Dan is a 20 year veteran of the ICT industry working for global and local vendors in bringing new and innovative technologies to market in the ANZ region. During his career, Dan has been passionate about bringing a local voice and insights to global technology challenges. As the Editor of GetCyberResilient.com Dan casts a keen eye across the hot topics, trends and pulse of local security practitioners to curate stories from near and far that are most impactful in addressing our evolving risks.
When it comes to cyber threats, knowing where to look and what to look for is half the battle. We dive deeper into how cyber threats are evolving in our latest edition of Email Security Risk Assessment (ESRA), which was featured in CISO MAG and covered by Channel News and mybusiness.
The Mimecast October 2019 ESRA report revealed that email-based impersonations, also known as business email compromise (BEC) attacks, had increased by 269% compared with the previous quarter.
BEC attacks often take the form of emails that contain dangerous files or malware attachments and are able to slip through many traditional email security systems.
This quarter alone, security providers missed up to 28 million spam emails and 60,495 impersonation attacks. What’s more, 28,808 malware attachments and 28,726 dangerous files found their way to users’ inboxes.

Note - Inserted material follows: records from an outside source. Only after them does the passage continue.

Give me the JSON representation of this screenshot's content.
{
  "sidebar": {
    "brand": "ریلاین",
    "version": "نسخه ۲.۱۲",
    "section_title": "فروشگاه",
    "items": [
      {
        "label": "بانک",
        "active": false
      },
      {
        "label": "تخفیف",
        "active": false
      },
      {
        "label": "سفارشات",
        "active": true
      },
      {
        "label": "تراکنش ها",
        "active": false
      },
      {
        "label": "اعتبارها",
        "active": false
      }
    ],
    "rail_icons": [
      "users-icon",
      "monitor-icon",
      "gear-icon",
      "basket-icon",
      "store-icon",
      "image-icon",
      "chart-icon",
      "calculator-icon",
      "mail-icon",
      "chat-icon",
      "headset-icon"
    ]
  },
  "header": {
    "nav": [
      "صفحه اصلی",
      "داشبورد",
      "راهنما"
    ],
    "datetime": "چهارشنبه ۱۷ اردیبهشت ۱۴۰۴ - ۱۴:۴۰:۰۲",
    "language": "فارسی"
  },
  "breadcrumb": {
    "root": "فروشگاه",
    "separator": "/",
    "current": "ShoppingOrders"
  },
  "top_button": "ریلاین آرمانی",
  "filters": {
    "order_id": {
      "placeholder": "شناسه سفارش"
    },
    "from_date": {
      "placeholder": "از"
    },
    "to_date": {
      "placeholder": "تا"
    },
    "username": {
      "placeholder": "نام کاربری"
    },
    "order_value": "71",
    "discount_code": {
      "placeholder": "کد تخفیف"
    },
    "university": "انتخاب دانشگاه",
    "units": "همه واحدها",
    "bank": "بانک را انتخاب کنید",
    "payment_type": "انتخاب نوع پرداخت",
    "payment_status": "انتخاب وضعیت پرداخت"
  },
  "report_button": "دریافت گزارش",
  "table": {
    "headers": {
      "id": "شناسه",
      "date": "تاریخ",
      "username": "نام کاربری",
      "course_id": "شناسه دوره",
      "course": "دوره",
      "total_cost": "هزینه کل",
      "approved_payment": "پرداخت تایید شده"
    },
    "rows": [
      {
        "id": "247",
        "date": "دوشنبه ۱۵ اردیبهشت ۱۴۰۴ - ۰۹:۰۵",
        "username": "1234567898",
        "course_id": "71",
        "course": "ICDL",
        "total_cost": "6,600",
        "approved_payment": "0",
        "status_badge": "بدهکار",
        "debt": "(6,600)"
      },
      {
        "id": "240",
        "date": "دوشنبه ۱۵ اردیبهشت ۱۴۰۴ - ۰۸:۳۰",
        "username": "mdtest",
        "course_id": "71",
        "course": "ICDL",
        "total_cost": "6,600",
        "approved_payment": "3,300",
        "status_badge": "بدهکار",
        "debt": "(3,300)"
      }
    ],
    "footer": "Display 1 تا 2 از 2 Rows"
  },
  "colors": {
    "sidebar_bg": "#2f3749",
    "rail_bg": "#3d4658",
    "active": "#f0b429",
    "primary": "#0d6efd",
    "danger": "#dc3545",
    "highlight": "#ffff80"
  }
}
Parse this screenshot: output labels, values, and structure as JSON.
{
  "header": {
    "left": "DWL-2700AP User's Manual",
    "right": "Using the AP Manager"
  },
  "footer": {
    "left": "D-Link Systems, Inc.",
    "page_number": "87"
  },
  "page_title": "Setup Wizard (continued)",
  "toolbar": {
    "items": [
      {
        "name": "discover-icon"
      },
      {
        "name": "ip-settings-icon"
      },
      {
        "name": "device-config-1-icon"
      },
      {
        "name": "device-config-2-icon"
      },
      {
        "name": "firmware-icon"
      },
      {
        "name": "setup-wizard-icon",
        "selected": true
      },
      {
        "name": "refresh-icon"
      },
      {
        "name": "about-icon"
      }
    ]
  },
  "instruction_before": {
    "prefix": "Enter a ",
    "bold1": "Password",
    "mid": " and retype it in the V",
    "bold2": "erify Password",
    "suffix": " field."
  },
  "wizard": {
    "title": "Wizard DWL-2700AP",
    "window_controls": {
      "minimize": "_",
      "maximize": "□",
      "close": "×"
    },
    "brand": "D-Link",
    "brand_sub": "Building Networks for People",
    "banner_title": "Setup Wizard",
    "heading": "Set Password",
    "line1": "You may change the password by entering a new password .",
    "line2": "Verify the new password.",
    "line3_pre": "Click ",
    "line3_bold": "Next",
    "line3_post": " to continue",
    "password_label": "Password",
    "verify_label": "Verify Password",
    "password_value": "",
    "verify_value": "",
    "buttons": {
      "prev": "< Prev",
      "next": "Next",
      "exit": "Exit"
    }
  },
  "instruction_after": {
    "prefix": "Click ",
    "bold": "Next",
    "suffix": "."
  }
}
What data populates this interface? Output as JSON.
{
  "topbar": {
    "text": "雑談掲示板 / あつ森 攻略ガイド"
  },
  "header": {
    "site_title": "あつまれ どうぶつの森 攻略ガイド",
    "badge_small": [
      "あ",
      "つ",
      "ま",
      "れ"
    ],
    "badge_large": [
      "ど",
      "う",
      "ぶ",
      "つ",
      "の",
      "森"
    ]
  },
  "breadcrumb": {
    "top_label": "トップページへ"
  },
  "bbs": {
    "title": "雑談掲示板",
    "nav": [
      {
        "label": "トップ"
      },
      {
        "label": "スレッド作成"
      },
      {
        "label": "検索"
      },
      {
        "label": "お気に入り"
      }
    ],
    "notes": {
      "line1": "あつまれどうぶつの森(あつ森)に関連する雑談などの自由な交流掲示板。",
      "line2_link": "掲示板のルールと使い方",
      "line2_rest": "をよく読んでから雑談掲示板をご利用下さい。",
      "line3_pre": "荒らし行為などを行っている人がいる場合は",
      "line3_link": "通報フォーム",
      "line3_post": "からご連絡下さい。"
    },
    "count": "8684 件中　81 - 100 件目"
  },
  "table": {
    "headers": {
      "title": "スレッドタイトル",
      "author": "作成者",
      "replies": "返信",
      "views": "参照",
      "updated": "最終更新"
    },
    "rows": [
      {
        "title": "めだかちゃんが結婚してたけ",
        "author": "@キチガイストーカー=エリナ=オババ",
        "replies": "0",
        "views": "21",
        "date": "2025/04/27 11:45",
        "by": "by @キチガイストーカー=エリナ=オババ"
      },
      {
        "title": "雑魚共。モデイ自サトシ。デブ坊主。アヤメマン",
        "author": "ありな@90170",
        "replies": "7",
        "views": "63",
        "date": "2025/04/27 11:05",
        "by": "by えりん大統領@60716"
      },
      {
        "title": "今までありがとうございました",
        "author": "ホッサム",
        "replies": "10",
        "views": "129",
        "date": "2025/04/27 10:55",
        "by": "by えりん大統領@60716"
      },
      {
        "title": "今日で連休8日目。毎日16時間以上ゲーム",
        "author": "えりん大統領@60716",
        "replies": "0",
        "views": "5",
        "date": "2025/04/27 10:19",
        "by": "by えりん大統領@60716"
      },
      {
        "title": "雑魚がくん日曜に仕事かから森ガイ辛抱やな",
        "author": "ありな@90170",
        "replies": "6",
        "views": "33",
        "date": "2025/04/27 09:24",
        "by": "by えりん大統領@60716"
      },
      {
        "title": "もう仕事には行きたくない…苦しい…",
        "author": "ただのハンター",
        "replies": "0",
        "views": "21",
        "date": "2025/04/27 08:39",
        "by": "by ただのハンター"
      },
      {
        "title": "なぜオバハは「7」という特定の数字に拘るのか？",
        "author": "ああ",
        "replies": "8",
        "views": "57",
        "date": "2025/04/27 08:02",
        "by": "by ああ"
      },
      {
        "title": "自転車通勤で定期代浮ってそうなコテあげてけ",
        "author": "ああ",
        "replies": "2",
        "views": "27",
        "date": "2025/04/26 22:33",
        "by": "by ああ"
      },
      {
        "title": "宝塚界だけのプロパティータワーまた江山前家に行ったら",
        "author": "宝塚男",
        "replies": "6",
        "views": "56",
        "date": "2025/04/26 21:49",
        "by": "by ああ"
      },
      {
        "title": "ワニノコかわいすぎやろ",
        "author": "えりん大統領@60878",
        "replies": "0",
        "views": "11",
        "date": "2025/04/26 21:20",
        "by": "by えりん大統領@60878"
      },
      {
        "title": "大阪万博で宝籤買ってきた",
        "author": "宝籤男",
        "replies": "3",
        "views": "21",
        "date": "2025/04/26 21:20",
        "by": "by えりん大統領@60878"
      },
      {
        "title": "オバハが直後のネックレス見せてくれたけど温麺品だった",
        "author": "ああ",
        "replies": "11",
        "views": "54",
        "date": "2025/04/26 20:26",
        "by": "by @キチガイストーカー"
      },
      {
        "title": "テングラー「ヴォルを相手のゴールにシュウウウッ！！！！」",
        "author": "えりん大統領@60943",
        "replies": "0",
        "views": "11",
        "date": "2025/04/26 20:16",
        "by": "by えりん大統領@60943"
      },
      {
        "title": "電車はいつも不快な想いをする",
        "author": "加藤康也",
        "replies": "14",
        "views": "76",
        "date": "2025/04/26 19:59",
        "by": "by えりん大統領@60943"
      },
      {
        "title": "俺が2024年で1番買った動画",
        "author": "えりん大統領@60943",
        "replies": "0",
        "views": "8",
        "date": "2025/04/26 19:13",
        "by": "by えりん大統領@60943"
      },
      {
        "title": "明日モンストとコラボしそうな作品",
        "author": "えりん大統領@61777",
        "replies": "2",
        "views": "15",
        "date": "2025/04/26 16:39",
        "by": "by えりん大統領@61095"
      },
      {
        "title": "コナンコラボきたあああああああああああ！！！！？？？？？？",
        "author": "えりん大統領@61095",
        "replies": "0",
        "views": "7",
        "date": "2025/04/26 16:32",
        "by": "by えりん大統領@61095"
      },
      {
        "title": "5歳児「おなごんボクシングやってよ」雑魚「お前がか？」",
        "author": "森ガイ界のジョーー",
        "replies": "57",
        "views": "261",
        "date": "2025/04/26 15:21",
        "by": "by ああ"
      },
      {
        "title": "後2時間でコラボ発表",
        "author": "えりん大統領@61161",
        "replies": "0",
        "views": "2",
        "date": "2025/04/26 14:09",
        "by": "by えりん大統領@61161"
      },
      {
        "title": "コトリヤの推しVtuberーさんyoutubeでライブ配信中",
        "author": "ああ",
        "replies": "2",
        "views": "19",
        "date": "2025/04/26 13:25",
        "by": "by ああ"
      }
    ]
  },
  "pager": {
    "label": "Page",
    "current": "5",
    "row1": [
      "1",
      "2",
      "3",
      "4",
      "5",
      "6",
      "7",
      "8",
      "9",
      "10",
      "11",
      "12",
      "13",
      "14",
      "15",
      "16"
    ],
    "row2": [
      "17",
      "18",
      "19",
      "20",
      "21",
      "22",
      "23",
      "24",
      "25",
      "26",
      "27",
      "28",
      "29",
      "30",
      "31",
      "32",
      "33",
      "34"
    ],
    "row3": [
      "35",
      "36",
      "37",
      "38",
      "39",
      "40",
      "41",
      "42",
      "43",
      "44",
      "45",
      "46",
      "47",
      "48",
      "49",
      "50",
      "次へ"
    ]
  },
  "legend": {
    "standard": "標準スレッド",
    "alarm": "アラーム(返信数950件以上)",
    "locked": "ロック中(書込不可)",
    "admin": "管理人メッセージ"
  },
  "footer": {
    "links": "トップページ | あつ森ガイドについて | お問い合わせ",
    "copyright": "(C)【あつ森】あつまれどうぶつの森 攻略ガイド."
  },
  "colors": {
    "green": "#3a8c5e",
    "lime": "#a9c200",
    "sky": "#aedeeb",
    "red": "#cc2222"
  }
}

The increase in BEC attacks is a rising trend globally. The research in our State of Email Security 2019 report found that out of 1,025 global respondents, 85% had experienced an impersonation attack in 2018. 73% of those attacked experienced a direct impact on their business.
“This ESRA report pointed out that impersonation attacks continue to menace all types of organisations, but I think the real issue is that there are tens of thousands email-borne threats successfully able to bypass the email security systems that organisations’ have in place, effectively leaving them vulnerable and putting a lot of pressure on their employees to discern malicious emails,” said Joshua Douglas, vice president of threat intelligence at Mimecast.
The threat posed by cyberattacks is only going to grow bigger. Cybercriminals are always looking for new ways to bypass traditional defenses and trick users into giving them access. To build cyber resilience against evolving attacks, the industry needs to invest more in research and development and make sure their security measures take into account everyday human behaviour. The best way to accomplish that is to raise awareness and make it easier for everyday users to become active participants in cybersecurity efforts.